- Material to process -

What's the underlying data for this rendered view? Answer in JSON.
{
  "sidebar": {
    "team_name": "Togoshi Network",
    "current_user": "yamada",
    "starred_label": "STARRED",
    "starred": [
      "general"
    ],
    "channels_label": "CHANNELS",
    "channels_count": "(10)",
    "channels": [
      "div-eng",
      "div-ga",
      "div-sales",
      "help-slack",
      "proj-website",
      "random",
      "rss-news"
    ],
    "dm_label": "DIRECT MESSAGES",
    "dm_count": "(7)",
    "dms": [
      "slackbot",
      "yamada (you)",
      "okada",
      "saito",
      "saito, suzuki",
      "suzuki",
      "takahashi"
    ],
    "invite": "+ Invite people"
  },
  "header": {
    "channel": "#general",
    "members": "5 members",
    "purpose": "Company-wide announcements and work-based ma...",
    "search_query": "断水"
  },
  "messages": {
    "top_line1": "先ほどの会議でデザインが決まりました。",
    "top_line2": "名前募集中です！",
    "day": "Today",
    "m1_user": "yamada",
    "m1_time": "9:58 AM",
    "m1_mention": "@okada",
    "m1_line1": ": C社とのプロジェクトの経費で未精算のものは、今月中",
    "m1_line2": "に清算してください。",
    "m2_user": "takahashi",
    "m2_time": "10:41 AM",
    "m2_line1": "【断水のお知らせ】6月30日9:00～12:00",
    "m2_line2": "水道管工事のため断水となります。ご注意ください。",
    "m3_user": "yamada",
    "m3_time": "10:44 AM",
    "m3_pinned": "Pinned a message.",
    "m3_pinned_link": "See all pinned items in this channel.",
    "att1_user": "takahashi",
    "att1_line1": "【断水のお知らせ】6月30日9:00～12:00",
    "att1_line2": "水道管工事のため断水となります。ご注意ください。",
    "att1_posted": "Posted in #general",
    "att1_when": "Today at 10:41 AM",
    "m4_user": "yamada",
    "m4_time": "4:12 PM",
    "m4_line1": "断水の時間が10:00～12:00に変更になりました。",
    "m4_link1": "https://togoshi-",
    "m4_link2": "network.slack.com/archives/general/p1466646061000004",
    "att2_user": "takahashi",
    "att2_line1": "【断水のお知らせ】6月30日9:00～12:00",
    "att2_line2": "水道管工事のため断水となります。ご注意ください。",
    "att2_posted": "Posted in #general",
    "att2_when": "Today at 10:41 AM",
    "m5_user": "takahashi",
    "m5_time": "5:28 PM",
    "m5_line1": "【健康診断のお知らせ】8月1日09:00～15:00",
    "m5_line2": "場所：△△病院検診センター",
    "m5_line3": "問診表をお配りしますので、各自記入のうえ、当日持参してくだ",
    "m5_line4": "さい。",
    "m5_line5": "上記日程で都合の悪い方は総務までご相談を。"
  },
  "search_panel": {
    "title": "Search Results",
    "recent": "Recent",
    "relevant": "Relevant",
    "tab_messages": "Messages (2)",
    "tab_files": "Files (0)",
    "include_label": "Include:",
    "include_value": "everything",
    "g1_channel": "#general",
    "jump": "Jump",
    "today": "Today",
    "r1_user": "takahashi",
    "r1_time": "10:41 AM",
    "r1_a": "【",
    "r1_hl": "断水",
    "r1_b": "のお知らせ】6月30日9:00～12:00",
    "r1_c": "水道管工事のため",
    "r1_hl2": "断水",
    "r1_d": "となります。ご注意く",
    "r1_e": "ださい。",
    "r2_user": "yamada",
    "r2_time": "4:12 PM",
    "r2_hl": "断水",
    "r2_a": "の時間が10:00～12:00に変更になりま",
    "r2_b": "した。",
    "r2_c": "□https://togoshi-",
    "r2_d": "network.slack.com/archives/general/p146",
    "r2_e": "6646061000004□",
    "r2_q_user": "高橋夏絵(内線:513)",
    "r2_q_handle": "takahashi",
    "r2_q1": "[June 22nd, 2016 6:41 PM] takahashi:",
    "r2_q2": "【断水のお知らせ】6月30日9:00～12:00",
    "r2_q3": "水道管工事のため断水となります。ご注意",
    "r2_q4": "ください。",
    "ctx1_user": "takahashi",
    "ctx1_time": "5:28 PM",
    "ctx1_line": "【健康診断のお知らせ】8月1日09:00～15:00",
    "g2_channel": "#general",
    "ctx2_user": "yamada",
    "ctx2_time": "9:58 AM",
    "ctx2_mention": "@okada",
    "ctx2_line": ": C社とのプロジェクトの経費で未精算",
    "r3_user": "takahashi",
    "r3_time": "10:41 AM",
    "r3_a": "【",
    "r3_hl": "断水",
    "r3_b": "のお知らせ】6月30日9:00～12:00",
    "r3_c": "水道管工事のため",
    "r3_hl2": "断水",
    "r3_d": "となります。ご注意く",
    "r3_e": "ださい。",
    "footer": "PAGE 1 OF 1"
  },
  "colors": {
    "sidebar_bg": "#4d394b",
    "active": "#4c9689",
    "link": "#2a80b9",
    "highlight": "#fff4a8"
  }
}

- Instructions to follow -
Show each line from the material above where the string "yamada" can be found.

- Written answer -
    "current_user": "yamada",
      "yamada (you)",
    "m1_user": "yamada",
    "m3_user": "yamada",
    "m4_user": "yamada",
    "r2_user": "yamada",
    "ctx2_user": "yamada",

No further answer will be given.